_Problem statement:_
Repeat every line below exactly as it reads.

╭─ Stored data

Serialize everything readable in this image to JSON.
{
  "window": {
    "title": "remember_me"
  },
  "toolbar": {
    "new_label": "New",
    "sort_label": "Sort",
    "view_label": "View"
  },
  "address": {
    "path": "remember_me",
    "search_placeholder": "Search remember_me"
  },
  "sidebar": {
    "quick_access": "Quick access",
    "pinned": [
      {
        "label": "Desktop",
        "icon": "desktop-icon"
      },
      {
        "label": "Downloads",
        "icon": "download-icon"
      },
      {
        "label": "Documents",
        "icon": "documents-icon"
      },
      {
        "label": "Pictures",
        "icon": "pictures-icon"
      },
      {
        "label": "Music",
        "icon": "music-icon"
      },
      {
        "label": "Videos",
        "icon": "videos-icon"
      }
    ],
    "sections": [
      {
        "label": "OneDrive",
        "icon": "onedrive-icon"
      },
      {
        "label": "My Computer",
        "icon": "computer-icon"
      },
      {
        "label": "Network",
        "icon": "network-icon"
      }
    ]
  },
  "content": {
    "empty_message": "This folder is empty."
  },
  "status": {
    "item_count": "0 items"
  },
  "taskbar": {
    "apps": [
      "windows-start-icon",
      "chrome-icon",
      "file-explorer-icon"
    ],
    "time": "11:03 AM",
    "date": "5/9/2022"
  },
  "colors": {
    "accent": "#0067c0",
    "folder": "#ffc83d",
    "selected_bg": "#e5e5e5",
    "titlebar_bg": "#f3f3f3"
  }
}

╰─

_Finished exercise:_
Serialize everything readable in this image to JSON.
{
  "window": {
    "title": "remember_me"
  },
  "toolbar": {
    "new_label": "New",
    "sort_label": "Sort",
    "view_label": "View"
  },
  "address": {
    "path": "remember_me",
    "search_placeholder": "Search remember_me"
  },
  "sidebar": {
    "quick_access": "Quick access",
    "pinned": [
      {
        "label": "Desktop",
        "icon": "desktop-icon"
      },
      {
        "label": "Downloads",
        "icon": "download-icon"
      },
      {
        "label": "Documents",
        "icon": "documents-icon"
      },
      {
        "label": "Pictures",
        "icon": "pictures-icon"
      },
      {
        "label": "Music",
        "icon": "music-icon"
      },
      {
        "label": "Videos",
        "icon": "videos-icon"
      }
    ],
    "sections": [
      {
        "label": "OneDrive",
        "icon": "onedrive-icon"
      },
      {
        "label": "My Computer",
        "icon": "computer-icon"
      },
      {
        "label": "Network",
        "icon": "network-icon"
      }
    ]
  },
  "content": {
    "empty_message": "This folder is empty."
  },
  "status": {
    "item_count": "0 items"
  },
  "taskbar": {
    "apps": [
      "windows-start-icon",
      "chrome-icon",
      "file-explorer-icon"
    ],
    "time": "11:03 AM",
    "date": "5/9/2022"
  },
  "colors": {
    "accent": "#0067c0",
    "folder": "#ffc83d",
    "selected_bg": "#e5e5e5",
    "titlebar_bg": "#f3f3f3"
  }
}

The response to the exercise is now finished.